*Data to use*.
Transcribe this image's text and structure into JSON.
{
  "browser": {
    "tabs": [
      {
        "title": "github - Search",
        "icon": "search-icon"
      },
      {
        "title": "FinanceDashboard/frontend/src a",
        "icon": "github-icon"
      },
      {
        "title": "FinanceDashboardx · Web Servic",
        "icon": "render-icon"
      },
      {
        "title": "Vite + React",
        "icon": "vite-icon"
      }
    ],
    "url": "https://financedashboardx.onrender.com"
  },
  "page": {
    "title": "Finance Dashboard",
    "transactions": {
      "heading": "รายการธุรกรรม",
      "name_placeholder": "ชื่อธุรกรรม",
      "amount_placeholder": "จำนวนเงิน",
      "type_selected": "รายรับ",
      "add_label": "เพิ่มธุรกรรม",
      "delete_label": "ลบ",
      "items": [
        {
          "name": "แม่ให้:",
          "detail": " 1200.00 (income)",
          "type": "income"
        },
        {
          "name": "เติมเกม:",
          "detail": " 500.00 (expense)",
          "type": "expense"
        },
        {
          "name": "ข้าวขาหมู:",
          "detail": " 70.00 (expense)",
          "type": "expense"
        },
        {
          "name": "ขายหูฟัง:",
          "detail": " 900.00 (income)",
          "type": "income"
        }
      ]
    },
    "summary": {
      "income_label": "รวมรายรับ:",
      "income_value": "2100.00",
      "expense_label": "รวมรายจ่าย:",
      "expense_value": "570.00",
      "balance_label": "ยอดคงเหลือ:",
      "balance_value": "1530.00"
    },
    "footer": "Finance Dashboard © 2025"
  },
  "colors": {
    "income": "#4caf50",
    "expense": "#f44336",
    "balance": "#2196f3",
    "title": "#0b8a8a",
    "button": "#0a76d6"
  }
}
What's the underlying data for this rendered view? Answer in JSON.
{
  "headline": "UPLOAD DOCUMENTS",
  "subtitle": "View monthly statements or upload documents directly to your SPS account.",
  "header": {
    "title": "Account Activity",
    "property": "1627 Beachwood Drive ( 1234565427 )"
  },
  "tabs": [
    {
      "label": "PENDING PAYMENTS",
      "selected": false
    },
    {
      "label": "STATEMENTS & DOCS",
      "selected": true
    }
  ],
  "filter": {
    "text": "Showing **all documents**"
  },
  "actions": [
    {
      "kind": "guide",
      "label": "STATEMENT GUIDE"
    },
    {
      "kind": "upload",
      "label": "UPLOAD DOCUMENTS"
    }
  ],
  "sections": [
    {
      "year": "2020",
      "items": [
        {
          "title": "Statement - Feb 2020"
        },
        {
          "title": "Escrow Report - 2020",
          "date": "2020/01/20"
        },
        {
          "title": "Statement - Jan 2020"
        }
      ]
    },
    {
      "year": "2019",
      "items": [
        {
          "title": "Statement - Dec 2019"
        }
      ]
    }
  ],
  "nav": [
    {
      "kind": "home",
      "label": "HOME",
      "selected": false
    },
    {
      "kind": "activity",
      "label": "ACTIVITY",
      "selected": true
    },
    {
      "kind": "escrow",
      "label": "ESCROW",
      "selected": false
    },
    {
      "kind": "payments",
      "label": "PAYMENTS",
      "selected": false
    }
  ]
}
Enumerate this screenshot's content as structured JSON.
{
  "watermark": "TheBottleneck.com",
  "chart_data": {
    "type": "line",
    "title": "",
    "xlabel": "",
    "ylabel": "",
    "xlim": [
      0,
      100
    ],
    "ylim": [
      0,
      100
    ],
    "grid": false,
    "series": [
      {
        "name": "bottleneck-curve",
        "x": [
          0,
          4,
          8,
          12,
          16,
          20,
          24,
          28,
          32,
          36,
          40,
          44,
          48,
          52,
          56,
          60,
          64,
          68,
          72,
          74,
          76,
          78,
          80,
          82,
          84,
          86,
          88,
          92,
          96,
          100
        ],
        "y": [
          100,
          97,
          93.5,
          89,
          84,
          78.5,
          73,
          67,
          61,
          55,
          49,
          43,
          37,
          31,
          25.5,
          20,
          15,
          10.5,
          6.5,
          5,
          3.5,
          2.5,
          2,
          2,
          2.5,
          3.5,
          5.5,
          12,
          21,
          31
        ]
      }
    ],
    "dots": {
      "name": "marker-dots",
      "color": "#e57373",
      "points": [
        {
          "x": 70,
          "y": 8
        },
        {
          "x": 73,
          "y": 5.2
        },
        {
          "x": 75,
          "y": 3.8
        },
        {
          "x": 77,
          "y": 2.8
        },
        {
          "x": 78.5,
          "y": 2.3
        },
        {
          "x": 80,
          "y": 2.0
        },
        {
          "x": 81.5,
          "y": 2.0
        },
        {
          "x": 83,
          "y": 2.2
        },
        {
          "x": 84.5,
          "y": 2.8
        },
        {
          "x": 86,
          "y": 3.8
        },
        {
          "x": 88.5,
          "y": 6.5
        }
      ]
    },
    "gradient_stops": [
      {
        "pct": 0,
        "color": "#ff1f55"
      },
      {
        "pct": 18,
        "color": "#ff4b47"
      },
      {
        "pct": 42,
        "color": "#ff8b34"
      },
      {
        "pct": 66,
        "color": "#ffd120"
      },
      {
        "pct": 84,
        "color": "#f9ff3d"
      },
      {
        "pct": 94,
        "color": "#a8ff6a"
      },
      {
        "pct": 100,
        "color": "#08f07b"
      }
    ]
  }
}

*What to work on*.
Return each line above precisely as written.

*Finished exercise*.
Transcribe this image's text and structure into JSON.
{
  "browser": {
    "tabs": [
      {
        "title": "github - Search",
        "icon": "search-icon"
      },
      {
        "title": "FinanceDashboard/frontend/src a",
        "icon": "github-icon"
      },
      {
        "title": "FinanceDashboardx · Web Servic",
        "icon": "render-icon"
      },
      {
        "title": "Vite + React",
        "icon": "vite-icon"
      }
    ],
    "url": "https://financedashboardx.onrender.com"
  },
  "page": {
    "title": "Finance Dashboard",
    "transactions": {
      "heading": "รายการธุรกรรม",
      "name_placeholder": "ชื่อธุรกรรม",
      "amount_placeholder": "จำนวนเงิน",
      "type_selected": "รายรับ",
      "add_label": "เพิ่มธุรกรรม",
      "delete_label": "ลบ",
      "items": [
        {
          "name": "แม่ให้:",
          "detail": " 1200.00 (income)",
          "type": "income"
        },
        {
          "name": "เติมเกม:",
          "detail": " 500.00 (expense)",
          "type": "expense"
        },
        {
          "name": "ข้าวขาหมู:",
          "detail": " 70.00 (expense)",
          "type": "expense"
        },
        {
          "name": "ขายหูฟัง:",
          "detail": " 900.00 (income)",
          "type": "income"
        }
      ]
    },
    "summary": {
      "income_label": "รวมรายรับ:",
      "income_value": "2100.00",
      "expense_label": "รวมรายจ่าย:",
      "expense_value": "570.00",
      "balance_label": "ยอดคงเหลือ:",
      "balance_value": "1530.00"
    },
    "footer": "Finance Dashboard © 2025"
  },
  "colors": {
    "income": "#4caf50",
    "expense": "#f44336",
    "balance": "#2196f3",
    "title": "#0b8a8a",
    "button": "#0a76d6"
  }
}
What's the underlying data for this rendered view? Answer in JSON.
{
  "headline": "UPLOAD DOCUMENTS",
  "subtitle": "View monthly statements or upload documents directly to your SPS account.",
  "header": {
    "title": "Account Activity",
    "property": "1627 Beachwood Drive ( 1234565427 )"
  },
  "tabs": [
    {
      "label": "PENDING PAYMENTS",
      "selected": false
    },
    {
      "label": "STATEMENTS & DOCS",
      "selected": true
    }
  ],
  "filter": {
    "text": "Showing **all documents**"
  },
  "actions": [
    {
      "kind": "guide",
      "label": "STATEMENT GUIDE"
    },
    {
      "kind": "upload",
      "label": "UPLOAD DOCUMENTS"
    }
  ],
  "sections": [
    {
      "year": "2020",
      "items": [
        {
          "title": "Statement - Feb 2020"
        },
        {
          "title": "Escrow Report - 2020",
          "date": "2020/01/20"
        },
        {
          "title": "Statement - Jan 2020"
        }
      ]
    },
    {
      "year": "2019",
      "items": [
        {
          "title": "Statement - Dec 2019"
        }
      ]
    }
  ],
  "nav": [
    {
      "kind": "home",
      "label": "HOME",
      "selected": false
    },
    {
      "kind": "activity",
      "label": "ACTIVITY",
      "selected": true
    },
    {
      "kind": "escrow",
      "label": "ESCROW",
      "selected": false
    },
    {
      "kind": "payments",
      "label": "PAYMENTS",
      "selected": false
    }
  ]
}
Enumerate this screenshot's content as structured JSON.
{
  "watermark": "TheBottleneck.com",
  "chart_data": {
    "type": "line",
    "title": "",
    "xlabel": "",
    "ylabel": "",
    "xlim": [
      0,
      100
    ],
    "ylim": [
      0,
      100
    ],
    "grid": false,
    "series": [
      {
        "name": "bottleneck-curve",
        "x": [
          0,
          4,
          8,
          12,
          16,
          20,
          24,
          28,
          32,
          36,
          40,
          44,
          48,
          52,
          56,
          60,
          64,
          68,
          72,
          74,
          76,
          78,
          80,
          82,
          84,
          86,
          88,
          92,
          96,
          100
        ],
        "y": [
          100,
          97,
          93.5,
          89,
          84,
          78.5,
          73,
          67,
          61,
          55,
          49,
          43,
          37,
          31,
          25.5,
          20,
          15,
          10.5,
          6.5,
          5,
          3.5,
          2.5,
          2,
          2,
          2.5,
          3.5,
          5.5,
          12,
          21,
          31
        ]
      }
    ],
    "dots": {
      "name": "marker-dots",
      "color": "#e57373",
      "points": [
        {
          "x": 70,
          "y": 8
        },
        {
          "x": 73,
          "y": 5.2
        },
        {
          "x": 75,
          "y": 3.8
        },
        {
          "x": 77,
          "y": 2.8
        },
        {
          "x": 78.5,
          "y": 2.3
        },
        {
          "x": 80,
          "y": 2.0
        },
        {
          "x": 81.5,
          "y": 2.0
        },
        {
          "x": 83,
          "y": 2.2
        },
        {
          "x": 84.5,
          "y": 2.8
        },
        {
          "x": 86,
          "y": 3.8
        },
        {
          "x": 88.5,
          "y": 6.5
        }
      ]
    },
    "gradient_stops": [
      {
        "pct": 0,
        "color": "#ff1f55"
      },
      {
        "pct": 18,
        "color": "#ff4b47"
      },
      {
        "pct": 42,
        "color": "#ff8b34"
      },
      {
        "pct": 66,
        "color": "#ffd120"
      },
      {
        "pct": 84,
        "color": "#f9ff3d"
      },
      {
        "pct": 94,
        "color": "#a8ff6a"
      },
      {
        "pct": 100,
        "color": "#08f07b"
      }
    ]
  }
}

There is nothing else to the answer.